Blockchain didn’t end spam in India, regulator now trying AI • The Register

The Telecommunications Regulatory Authority of India (TRAI) has announced a new campaign against TXT spam, this time using artificial intelligence, after a previous blockchain-powered effort yielded mixed results.

TRAI’s approach to managing spam, or Unsolicited Commercial Communication (UCC), as it prefers to describe it, prompted the regulator to create a mandatory registry of telemarketers and telecommunications service providers, and required them to obtain the subscription of the recipients of the messages. A blockchain-powered application recorded the details of more than 250,000 major telemarketing entities, along with the message headers and message templates they use.

While that app didn’t always work as plannedthe TRAI yesterday fixed [PDF] its recent efforts have reduced customer complaints about UCC by 60 percent, within the borders of India.

However, complaints persist because many unregistered telemarketers have not registered with the regulator’s application. These rogues continue to spam and make unwanted phone calls.

TRAI’s response is new initiatives aimed at tracking the activity of telemarketers who flout the law.

“These steps include: implementation of the UCC detection system, provision of Digital Consent Acquisition, intelligent cleaning of Headers and Messages templates, use of AI (Artificial Intelligence) and ML (Machine Language), etc.”, announced the regulator.

The TRAI has also formed a “Joint Committee of Regulators” which will see it join with the Reserve Bank of India, the Ministry of Consumer Affairs and the Securities and Exchange Board of India to address the financial damage caused by UCC.

Hundreds of millions of spam messages reach Indian residents every day, with scammers targeting SMS, messaging services like WhatsApp, and voice services.

The spam blocking team that Truecaller has identified a single Indian phone spammer who made 202 million calls in 2021 alone.

Many spam TXTs and calls also originate from India, or seem to, and appear outside the nation as a contact of someone with a +91 prefix on their phone number.

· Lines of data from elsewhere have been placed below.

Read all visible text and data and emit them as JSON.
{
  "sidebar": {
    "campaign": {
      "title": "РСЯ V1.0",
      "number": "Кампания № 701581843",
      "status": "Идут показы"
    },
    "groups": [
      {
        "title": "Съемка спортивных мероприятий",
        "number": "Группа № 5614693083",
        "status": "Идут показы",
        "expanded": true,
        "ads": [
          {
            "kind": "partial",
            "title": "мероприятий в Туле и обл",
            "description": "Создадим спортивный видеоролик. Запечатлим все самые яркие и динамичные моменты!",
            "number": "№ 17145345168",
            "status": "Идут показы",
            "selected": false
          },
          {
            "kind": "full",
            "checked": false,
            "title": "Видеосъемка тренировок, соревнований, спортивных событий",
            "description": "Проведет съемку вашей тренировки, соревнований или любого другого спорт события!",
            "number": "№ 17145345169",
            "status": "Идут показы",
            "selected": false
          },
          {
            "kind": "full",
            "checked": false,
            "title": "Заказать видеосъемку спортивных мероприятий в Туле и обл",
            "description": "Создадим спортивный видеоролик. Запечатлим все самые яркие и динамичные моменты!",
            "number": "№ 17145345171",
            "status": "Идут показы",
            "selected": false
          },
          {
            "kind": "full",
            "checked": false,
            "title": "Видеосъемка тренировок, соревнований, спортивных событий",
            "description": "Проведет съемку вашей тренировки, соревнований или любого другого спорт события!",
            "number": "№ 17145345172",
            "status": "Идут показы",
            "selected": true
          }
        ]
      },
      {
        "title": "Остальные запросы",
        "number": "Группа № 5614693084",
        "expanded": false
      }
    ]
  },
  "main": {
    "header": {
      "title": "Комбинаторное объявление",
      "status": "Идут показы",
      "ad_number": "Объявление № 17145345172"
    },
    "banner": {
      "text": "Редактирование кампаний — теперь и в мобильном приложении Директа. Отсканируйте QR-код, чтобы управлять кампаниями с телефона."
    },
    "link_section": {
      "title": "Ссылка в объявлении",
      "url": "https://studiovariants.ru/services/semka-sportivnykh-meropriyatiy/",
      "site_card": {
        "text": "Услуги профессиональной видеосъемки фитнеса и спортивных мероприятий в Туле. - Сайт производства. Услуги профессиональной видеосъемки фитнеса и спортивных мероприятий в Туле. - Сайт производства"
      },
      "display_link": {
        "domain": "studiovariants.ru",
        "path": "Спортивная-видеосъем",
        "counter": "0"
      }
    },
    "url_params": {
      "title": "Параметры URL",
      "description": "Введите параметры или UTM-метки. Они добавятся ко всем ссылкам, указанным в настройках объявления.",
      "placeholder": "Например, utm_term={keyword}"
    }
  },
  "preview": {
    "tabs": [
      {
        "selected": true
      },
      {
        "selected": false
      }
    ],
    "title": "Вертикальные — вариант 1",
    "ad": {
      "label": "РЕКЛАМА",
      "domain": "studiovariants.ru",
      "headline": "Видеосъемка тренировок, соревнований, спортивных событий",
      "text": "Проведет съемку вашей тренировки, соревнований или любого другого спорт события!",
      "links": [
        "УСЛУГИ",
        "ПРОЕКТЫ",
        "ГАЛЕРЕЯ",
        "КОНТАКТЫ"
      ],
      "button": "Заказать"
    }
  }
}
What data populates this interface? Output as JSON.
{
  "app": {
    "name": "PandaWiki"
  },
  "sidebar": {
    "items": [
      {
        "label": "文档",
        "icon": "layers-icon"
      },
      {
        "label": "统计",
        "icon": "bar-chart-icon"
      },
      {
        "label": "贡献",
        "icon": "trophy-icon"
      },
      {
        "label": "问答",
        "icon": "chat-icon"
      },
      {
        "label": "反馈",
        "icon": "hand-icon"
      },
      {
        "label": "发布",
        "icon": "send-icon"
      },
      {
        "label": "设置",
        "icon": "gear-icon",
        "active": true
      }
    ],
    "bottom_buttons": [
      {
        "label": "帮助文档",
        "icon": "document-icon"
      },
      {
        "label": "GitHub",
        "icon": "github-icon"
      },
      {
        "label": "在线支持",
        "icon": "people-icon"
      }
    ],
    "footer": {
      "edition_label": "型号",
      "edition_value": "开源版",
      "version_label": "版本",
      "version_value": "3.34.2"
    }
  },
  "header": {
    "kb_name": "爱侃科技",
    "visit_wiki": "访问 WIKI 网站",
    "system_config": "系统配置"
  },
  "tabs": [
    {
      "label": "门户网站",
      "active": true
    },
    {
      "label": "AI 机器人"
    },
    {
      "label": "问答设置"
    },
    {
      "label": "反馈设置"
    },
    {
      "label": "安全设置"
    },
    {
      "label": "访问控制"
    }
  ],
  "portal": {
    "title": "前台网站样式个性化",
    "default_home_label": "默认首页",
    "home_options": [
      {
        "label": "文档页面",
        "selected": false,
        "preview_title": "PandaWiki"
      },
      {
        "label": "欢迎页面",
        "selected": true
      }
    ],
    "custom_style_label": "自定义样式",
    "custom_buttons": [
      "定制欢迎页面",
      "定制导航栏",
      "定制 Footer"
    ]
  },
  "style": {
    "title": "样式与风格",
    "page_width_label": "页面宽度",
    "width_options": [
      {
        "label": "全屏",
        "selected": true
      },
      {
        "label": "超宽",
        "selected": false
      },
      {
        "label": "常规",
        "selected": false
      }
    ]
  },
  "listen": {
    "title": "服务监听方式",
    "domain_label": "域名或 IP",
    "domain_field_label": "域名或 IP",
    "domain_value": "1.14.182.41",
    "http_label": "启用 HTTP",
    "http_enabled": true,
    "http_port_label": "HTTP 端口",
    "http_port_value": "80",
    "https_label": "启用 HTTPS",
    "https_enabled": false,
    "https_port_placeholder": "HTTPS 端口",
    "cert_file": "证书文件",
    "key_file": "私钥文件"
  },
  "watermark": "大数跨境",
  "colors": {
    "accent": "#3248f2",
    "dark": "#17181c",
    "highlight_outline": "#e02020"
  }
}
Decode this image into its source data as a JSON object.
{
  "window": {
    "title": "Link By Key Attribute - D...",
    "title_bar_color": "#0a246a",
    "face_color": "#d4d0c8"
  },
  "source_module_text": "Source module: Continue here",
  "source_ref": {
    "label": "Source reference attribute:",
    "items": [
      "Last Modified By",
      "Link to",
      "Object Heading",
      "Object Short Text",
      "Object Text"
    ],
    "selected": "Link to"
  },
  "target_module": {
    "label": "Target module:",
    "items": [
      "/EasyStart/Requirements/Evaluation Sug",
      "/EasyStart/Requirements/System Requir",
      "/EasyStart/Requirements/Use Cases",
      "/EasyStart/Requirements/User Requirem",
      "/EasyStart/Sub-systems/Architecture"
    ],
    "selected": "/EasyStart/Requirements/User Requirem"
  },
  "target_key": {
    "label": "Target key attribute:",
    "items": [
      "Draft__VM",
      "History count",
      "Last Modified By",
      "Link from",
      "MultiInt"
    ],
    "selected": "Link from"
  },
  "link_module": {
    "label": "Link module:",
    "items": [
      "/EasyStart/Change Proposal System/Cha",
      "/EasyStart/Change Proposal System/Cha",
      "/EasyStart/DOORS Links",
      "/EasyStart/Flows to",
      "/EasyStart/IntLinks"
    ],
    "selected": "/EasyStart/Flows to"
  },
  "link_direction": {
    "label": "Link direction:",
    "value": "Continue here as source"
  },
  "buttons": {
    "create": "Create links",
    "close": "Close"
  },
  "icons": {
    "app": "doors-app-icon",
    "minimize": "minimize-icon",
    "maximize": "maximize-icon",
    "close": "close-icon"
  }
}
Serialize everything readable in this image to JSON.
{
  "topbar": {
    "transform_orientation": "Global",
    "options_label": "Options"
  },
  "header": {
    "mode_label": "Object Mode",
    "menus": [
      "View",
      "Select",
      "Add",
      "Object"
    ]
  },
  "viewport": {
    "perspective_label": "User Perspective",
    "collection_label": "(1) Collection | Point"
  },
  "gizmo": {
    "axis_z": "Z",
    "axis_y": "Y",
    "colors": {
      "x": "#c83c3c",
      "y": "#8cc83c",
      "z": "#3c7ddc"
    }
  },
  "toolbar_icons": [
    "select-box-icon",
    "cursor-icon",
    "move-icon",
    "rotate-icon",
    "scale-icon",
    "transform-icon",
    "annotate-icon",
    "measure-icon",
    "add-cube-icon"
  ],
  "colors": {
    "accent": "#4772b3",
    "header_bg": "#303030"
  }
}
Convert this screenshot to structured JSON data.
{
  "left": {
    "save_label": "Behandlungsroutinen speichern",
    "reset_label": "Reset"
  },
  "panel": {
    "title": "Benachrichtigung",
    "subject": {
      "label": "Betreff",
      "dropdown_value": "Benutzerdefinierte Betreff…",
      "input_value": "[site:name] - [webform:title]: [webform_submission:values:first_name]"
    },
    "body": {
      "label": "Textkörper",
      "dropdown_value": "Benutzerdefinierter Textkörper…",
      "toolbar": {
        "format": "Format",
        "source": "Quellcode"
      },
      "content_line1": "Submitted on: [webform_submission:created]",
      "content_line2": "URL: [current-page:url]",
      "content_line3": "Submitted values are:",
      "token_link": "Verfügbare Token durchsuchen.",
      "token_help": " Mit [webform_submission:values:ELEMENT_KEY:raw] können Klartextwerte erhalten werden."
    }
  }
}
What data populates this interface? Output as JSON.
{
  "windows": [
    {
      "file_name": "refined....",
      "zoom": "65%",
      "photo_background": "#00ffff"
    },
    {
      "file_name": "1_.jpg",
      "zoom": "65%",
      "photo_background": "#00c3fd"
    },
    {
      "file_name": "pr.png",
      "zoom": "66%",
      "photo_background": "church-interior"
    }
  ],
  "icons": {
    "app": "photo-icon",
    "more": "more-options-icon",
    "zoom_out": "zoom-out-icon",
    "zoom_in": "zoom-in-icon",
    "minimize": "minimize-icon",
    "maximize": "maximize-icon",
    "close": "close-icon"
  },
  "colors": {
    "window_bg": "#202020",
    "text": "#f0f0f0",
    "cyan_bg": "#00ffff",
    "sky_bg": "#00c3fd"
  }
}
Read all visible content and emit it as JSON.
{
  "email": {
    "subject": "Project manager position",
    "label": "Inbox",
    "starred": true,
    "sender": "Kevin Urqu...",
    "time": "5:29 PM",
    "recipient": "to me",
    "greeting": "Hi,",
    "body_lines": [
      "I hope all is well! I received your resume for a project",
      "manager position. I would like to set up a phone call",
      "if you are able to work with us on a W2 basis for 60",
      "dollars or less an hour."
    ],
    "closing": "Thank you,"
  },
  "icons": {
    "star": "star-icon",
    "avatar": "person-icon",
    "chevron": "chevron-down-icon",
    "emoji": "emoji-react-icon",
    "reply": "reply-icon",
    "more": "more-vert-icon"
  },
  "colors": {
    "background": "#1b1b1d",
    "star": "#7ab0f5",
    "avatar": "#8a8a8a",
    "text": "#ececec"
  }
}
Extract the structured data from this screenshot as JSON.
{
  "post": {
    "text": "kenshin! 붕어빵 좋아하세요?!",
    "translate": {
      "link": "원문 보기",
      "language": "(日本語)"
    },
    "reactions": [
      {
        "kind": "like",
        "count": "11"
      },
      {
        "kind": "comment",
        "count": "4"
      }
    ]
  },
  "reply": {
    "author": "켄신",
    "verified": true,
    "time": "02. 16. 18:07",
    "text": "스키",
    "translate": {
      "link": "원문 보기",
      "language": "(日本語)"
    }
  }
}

Estimates of revenue from scams sent via spam text messages and calls regularly run into the several billions. Bad guys have plenty of incentives to stay bad. Regulators around the world will no doubt be keeping an eye on TRAI’s AI-powered efforts to target unregulated telemarketers. And hoping they do. ®